Shift your attention. Many of us overcome writer’s block by working on something different shifts us into a different mindset. For some, this means tending to an unrelated creative project. For others, it’s doing something that isn’t creative at all – raking leaves off the front porch or folding laundry. Whatever the alternate activity, when we return to the original project at hand, we often find that whatever was in our way before is gone.

Get moving. Countless studies affirm that physical activity can wake up inactive brain areas while improving mental health and feelings of well-being. No wonder lots of us turn to this approach when we’re creatively stuck. Leigh treats her dog to an extra walk while getting some exercise for herself. President and Founder Pam Willoughby feels like taking a brisk walk activates her brain. Digital Media Director Jacob Campbell says that a kettlebell workout and run energize his brain for the day ahead. Senior Account Executive Andrea Williams likes to clear her mind with a run, yoga workout or bike ride. She even has a portable treadmill under her standing desk so she can walk between meetings.

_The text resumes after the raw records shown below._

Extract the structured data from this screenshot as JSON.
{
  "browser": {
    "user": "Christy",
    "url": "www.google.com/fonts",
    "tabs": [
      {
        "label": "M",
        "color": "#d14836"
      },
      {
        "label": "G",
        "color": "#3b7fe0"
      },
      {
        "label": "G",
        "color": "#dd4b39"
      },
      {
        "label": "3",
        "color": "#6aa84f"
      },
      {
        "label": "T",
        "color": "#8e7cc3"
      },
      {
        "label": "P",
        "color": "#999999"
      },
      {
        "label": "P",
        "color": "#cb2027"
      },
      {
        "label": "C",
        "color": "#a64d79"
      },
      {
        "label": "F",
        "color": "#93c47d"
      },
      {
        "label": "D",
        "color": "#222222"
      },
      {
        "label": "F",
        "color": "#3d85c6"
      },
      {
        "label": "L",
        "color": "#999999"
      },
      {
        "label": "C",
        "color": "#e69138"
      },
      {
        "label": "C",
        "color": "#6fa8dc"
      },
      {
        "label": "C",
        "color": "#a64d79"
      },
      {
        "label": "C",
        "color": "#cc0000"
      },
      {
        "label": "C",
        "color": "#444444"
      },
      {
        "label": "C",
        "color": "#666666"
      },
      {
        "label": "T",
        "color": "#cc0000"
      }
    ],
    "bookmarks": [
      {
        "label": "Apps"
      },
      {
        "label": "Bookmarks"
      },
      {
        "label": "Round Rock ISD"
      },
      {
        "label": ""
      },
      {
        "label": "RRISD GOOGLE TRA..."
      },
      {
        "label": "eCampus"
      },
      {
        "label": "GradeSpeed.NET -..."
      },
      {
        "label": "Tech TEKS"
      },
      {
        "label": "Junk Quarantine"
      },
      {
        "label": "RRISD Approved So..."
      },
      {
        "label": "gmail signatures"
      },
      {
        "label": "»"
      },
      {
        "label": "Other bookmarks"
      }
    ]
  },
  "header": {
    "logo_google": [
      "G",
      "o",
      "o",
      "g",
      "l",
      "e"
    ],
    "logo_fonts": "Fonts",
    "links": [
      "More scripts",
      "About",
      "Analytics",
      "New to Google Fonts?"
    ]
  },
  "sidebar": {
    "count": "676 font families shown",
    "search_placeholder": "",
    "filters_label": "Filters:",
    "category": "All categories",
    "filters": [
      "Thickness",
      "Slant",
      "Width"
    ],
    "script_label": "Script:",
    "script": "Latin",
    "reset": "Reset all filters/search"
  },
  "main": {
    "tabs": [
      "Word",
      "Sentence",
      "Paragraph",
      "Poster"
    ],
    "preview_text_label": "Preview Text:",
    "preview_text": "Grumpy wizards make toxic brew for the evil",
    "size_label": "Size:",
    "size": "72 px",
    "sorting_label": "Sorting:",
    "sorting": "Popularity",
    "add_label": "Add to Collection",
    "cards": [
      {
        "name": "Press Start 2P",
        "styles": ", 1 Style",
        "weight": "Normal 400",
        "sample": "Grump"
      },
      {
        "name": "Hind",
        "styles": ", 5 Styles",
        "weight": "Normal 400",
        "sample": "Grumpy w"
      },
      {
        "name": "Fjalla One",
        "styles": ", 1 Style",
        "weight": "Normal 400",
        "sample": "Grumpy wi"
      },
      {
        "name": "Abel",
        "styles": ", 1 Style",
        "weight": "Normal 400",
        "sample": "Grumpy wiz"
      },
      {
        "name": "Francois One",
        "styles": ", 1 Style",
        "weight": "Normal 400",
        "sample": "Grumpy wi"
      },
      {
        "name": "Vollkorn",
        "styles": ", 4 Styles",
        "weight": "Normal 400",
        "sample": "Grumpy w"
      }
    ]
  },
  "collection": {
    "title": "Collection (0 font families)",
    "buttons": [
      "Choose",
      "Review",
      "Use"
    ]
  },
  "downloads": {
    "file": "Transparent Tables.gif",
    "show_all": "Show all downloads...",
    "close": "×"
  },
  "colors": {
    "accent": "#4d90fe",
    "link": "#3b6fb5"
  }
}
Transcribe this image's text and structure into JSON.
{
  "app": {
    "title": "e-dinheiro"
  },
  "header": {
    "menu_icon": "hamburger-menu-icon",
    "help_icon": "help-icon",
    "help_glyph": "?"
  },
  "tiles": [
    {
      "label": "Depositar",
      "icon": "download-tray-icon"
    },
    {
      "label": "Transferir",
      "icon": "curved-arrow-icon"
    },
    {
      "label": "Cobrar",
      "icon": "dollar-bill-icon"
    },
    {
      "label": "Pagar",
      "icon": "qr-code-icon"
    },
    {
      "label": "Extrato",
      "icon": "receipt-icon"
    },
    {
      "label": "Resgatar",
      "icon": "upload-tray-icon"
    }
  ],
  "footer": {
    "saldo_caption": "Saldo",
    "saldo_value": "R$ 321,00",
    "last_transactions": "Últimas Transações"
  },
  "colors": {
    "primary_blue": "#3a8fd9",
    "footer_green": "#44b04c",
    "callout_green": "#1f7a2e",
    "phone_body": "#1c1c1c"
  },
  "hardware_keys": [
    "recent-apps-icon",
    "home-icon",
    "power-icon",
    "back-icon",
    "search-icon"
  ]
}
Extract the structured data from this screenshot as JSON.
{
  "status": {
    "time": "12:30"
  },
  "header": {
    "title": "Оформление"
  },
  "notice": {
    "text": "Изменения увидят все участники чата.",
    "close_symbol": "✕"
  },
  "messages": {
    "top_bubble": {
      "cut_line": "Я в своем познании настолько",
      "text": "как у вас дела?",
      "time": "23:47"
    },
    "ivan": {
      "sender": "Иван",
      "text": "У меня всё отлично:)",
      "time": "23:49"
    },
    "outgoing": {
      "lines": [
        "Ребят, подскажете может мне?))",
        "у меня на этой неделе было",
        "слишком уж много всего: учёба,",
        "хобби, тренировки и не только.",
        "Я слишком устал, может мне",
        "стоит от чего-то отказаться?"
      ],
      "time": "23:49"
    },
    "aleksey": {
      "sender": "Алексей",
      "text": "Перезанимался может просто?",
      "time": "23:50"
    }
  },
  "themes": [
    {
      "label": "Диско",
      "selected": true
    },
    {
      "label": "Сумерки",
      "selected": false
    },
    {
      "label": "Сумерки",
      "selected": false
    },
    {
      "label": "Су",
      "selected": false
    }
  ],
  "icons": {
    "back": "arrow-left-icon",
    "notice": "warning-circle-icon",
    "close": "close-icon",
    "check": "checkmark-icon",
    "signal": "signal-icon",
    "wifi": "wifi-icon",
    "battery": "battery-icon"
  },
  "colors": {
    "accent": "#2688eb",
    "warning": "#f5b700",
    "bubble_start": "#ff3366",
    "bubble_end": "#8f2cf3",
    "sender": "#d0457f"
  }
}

Grab some food for thought. Whether your snack of choice involves a healthy handful of blueberries and nuts, quality dark chocolate, or a fresh cup of coffee, most of us have found that a quick bite can provide a fresh jolt of energy that gets us past creative barriers. If you’re sensitive to caffeine, however, you may want to skip the espresso late in the afternoon.

Play a game. Michael tells us that a quick game like Wordle or Quordle can get his brain unstuck. I have a children’s game called OuiSi, a set of cards containing a variety of interesting photographic details. I spread them out and arrange them according to anything from similar shapes and colors to contrasting patterns. Then, I look at them again. Invariably, the idea I’ve been missing is right there.

Put pen to paper (literally). A pen in your hand will express things in ways that are different from your fingers on a keyboard. Those processes affect the brain differently, too. If you usually start projects on a computer, try starting with pen and paper. You may agree with Mia, who says that mapping out her thoughts on paper helps reset her thought patterns and get a stalled process back on track.

Give yourself 20 minutes. Sometimes, when I feel creatively stuck, what I’m really feeling is the enormity of a big project. So, I set a timer for 20 minutes and write anything I can about the project at hand without stopping. Some of what comes out is my own frustration – “I have no idea what to do here.” But almost always, some gems show up, too. When the timer stops, nine times out of ten, I’m on enough of a roll to take the project forward.

Sleep on it. When Pam faces significant creative challenges, she engages her mind on the topic right before going to sleep at night, noting any great options that arise. “Something about this time right before sleep opens up my thought patterns to new areas,” she says. I do something similar as I’m waking up, when my brain still has lots of dreamy elasticity.

Phone a friend (especially here at Relish). Several of us find that talking with a friend or colleague opens our minds to fresh ideas. After all, one person’s challenge is another’s inspiration. We all enjoy helping other people through creative issues – and that includes you, too! If you’re stuck on a creative problem, tell us about it! We’ll be happy to hear from you – and might have the fresh perspective you need to get back on track.

Writer’s block and creativity barriers happen to everyone. But these ten approaches keep them from being truly scary for us. We hope they’ll work for you, too. Consider them our little treats this Halloween season.